Markets looking for a boost from positive trade talk news got something like it after US President Donald Trump told reporters on Tuesday that he is open to extending the deadline for a US-China agreement if the two parties appear close to a deal.
Global markets climbed broadly, gaining on the hope for a breakthrough in the trade talks due to start today.
Another threat to sentiment showed signs of lifting, when Mr Trump expressed unhappiness but not direct objection to the latest deal on border security brokered by a bipartisan Congress committee.
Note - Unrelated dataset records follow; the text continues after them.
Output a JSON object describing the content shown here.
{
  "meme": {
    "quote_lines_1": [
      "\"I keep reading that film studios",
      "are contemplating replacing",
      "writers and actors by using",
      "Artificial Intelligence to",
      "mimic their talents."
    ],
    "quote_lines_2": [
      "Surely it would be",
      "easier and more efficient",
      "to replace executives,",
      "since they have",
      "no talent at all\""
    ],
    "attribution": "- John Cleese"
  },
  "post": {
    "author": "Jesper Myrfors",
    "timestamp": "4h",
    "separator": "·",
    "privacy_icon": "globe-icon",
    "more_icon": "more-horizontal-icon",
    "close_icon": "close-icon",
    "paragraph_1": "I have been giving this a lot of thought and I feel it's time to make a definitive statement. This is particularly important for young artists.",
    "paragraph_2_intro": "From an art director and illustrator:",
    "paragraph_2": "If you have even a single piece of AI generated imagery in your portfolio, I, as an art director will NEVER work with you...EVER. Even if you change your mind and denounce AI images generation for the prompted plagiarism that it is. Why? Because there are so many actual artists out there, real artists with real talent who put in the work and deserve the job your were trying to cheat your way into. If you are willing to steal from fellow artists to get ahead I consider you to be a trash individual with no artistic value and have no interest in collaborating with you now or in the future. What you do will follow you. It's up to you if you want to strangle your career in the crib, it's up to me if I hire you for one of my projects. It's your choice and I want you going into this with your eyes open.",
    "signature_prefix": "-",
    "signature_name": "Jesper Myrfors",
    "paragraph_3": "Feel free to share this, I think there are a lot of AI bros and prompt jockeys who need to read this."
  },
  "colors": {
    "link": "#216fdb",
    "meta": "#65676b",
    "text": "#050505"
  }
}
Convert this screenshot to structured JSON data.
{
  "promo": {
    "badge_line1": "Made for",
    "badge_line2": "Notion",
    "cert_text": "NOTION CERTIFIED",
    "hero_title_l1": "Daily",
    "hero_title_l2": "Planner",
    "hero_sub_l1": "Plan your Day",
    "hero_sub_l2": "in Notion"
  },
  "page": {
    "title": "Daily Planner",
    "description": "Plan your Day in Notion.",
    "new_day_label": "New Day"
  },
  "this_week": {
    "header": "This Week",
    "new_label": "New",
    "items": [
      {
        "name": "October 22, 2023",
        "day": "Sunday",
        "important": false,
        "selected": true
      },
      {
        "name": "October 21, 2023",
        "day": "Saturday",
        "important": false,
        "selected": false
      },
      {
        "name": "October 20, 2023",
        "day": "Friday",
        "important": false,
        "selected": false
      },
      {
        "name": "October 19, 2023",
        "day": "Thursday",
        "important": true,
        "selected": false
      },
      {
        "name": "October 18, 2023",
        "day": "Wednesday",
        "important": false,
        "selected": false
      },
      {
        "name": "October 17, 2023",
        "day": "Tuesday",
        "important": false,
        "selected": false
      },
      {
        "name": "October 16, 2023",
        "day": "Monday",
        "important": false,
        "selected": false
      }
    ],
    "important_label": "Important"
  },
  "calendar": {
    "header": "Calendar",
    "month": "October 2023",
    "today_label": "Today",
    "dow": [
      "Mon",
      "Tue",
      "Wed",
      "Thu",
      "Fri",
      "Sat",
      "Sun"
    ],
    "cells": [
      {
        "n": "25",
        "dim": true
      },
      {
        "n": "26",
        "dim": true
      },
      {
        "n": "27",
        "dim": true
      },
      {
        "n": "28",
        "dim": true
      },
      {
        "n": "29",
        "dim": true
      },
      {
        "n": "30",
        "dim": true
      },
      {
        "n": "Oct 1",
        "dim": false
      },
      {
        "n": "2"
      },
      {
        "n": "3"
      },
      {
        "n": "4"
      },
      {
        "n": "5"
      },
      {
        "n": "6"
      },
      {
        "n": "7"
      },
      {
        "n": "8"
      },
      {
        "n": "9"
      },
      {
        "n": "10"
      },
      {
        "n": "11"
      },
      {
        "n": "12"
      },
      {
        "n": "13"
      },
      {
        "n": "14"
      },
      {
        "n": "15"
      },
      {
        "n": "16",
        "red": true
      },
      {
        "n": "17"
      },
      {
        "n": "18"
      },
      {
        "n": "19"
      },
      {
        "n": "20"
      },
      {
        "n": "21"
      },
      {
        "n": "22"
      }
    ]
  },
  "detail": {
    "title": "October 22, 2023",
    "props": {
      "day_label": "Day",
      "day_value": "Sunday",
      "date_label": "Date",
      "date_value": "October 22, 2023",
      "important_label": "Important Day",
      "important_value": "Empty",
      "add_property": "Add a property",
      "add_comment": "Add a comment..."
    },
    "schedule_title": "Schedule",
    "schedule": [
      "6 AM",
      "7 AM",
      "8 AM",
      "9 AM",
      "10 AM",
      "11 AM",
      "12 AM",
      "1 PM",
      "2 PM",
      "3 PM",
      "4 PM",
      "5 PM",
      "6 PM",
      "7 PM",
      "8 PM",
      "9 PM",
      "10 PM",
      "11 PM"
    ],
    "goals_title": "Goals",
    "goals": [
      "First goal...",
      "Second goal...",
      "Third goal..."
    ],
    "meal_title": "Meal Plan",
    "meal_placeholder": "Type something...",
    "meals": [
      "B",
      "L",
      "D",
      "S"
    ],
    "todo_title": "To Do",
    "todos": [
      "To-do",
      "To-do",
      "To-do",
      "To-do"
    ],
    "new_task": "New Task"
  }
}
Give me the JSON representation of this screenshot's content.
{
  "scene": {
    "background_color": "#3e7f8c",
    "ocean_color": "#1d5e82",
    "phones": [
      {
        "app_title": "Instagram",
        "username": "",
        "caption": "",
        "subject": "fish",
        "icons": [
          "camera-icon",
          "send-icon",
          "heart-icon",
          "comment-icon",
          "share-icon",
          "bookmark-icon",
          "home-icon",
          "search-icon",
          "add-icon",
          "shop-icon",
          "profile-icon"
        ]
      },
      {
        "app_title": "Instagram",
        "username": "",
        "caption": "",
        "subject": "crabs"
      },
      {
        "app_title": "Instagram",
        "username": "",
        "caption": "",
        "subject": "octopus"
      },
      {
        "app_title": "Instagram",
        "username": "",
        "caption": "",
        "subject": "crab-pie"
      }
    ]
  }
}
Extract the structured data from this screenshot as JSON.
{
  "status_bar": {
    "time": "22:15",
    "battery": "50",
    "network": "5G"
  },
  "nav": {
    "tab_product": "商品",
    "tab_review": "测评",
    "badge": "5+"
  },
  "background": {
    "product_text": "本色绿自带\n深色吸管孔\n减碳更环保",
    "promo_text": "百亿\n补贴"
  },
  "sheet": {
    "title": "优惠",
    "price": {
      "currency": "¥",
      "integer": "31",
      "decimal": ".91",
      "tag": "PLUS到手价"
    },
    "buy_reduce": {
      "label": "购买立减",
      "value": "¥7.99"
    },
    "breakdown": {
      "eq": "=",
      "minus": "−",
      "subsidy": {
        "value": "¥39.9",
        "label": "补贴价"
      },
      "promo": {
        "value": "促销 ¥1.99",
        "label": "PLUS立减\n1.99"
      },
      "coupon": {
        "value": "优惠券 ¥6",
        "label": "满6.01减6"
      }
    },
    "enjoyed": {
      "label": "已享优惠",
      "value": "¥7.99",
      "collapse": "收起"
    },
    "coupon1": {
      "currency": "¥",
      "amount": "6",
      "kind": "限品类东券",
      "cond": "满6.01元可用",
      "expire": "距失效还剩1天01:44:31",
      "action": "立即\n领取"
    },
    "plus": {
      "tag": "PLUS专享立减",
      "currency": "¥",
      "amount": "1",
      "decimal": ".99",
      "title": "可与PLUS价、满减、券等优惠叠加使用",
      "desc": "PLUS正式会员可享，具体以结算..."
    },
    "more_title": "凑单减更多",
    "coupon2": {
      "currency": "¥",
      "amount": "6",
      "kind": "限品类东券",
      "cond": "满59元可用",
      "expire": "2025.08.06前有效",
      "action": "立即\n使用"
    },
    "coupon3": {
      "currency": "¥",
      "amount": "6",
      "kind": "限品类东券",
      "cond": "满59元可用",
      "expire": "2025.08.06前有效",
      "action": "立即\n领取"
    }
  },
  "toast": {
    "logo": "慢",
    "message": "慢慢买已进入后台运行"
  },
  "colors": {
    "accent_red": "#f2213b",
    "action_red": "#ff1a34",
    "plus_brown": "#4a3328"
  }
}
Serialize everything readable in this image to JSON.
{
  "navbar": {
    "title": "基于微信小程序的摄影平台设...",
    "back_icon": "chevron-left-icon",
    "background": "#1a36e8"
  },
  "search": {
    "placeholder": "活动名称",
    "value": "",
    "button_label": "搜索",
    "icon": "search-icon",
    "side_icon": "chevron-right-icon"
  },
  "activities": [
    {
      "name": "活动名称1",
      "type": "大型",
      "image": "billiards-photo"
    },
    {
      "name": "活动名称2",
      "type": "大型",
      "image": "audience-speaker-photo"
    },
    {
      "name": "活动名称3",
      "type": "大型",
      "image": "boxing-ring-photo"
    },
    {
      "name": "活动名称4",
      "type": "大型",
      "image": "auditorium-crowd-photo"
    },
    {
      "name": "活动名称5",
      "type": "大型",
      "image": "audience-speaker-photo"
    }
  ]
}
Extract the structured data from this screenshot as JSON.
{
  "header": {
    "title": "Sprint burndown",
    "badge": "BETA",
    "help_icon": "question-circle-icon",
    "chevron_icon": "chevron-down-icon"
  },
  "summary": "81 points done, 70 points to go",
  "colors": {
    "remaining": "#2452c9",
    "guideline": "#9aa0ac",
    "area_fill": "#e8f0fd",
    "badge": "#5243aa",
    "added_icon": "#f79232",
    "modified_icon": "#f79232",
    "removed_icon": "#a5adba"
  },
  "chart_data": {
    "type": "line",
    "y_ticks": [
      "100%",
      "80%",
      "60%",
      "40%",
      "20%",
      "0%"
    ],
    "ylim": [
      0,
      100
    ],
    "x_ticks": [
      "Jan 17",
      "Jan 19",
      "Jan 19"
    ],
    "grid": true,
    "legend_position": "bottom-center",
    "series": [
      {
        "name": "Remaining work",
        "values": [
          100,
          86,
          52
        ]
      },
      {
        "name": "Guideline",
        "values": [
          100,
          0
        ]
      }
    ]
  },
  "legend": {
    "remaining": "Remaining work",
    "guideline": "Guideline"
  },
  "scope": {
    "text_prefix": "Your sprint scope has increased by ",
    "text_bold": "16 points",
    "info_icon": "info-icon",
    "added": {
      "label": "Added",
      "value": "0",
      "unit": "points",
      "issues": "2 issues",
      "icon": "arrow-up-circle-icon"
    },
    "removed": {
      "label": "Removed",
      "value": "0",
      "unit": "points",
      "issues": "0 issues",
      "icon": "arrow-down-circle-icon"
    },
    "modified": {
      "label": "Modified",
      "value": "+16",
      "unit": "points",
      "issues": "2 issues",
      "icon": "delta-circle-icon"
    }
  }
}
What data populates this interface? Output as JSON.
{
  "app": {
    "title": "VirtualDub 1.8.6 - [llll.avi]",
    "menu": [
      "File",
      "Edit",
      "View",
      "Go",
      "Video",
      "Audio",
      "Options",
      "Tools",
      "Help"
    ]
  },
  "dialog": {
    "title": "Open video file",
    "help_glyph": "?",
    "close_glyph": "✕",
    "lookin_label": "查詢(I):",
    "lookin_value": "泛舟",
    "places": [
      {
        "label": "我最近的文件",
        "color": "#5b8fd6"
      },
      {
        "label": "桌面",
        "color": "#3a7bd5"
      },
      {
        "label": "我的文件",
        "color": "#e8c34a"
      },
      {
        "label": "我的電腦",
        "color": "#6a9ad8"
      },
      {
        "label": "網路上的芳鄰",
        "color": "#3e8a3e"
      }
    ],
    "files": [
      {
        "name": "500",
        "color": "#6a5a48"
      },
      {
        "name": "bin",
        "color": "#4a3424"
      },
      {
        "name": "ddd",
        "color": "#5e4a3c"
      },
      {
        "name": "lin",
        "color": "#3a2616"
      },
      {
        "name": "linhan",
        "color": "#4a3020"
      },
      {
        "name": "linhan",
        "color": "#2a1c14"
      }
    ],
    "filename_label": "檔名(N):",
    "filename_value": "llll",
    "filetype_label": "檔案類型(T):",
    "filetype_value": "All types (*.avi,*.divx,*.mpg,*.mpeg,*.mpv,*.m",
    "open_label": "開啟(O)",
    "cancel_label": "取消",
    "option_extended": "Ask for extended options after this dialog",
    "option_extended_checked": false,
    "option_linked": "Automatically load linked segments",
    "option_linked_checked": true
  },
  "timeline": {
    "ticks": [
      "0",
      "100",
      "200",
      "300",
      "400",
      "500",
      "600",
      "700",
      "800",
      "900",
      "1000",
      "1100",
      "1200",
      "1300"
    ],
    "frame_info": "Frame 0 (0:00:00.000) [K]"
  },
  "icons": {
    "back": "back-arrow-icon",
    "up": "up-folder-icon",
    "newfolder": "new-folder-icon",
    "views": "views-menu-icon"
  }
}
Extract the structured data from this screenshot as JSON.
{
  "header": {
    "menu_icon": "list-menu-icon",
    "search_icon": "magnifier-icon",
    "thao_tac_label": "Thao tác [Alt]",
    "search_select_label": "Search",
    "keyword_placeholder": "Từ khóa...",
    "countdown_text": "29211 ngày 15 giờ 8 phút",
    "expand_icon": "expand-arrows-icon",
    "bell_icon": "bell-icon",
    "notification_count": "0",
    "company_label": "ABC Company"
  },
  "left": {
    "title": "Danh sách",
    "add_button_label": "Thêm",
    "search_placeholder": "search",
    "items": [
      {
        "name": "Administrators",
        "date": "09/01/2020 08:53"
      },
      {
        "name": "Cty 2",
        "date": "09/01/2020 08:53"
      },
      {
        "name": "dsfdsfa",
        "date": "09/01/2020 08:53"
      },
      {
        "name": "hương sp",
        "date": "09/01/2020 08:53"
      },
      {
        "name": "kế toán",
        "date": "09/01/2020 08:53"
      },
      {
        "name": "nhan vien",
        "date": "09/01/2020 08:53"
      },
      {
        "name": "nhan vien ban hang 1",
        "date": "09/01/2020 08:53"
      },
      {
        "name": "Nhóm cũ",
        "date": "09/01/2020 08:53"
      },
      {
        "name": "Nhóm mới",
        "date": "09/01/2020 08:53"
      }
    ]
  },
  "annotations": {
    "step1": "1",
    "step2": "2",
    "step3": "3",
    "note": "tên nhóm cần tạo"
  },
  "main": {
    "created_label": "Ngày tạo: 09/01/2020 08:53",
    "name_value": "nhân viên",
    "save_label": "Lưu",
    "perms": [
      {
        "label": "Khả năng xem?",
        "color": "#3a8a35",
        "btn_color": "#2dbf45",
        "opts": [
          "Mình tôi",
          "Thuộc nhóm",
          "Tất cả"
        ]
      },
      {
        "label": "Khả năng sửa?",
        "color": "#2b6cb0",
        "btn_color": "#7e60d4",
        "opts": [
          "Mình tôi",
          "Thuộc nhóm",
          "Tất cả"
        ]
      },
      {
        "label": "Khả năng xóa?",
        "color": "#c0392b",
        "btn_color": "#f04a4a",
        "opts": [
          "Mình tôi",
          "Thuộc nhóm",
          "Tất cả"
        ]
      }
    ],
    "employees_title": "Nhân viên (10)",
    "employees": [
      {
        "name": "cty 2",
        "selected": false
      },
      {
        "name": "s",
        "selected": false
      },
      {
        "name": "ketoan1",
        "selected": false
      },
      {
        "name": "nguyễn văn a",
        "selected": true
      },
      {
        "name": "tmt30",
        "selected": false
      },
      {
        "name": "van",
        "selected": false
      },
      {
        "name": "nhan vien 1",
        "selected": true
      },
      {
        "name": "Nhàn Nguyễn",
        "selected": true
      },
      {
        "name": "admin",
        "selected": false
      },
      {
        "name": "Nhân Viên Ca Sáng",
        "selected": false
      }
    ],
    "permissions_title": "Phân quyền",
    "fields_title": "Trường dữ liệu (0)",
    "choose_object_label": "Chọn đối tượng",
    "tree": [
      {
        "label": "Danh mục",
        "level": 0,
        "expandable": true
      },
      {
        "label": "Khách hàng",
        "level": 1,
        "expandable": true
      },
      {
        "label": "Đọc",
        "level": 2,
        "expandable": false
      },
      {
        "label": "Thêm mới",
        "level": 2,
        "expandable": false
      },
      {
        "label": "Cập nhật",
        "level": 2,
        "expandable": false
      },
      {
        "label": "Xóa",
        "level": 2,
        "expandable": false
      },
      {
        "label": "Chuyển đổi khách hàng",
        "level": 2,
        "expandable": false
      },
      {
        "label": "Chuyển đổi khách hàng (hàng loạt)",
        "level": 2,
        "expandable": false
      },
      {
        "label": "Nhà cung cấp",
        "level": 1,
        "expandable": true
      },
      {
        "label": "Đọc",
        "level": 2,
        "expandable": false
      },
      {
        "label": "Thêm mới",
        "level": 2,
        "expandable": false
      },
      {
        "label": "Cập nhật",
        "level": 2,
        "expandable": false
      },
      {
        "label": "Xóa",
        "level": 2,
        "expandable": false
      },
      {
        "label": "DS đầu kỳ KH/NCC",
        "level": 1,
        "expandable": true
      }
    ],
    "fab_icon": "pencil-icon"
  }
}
The agreement, meant to avert a government shutdown due tomorrow, offers just US$1.375 billion (S$1.87 billion) in border wall funding, which Republican leaders have called a "down payment" on the wall.
Mr Trump is expected to go along with the deal, albeit grudgingly, thus averting another shutdown of the federal government.
As things stand, the upcoming deadlines look as though they may pass without incident, said ING's chief economist and head of research, Asia-Pacific, Mr Robert Carnell. "This may not be a bad thing if it means that the chances of a deal of some sort, whether on US-China trade, the US border wall or Brexit, are increased."
Singapore's Straits Times Index (STI) traded upwards all day, closing 1.36 per cent or 43.62 points higher at 3,244.77. Turnover on the bourse was 1.29 billion shares worth $1.23 billion, and gainers outnumbered losers 223 to 191.
Rex International led active trading, losing 0.1 cent or 1.06 per cent to 9.3 cents on 73.2 million shares traded. It was followed by Ezion Holdings, which gave up 0.2 cent or 4.25 per cent to 4.5 cents with 49.4 million shares traded.
All but five STI constituents ended in the black, led by financials. DBS Group Holdings picked up 56 cents or 2.3 per cent to close at $24.90, and UOB gained 62 cents or 2.45 per cent to $25.96. OCBC Bank finished at $11.65 after advancing 16 cents or 1.39 per cent.
Hutchison Port Holdings Trust led the index's laggards, losing one US cent or 3.85 per cent to close at 25 US cents after 15.8 million units were traded. The trust reported a net loss of HK$12.11 billion (S$2.1 billion) on Tuesday, on the back of an unexpected HK$12.3 billion non-cash impairment loss. OCBC Investment Research downgraded its call on the counter from "buy" to "sell".
OCBC analyst Deborah Ong noted that HPH Trust's price levels are no longer attractive, given the macro uncertainties.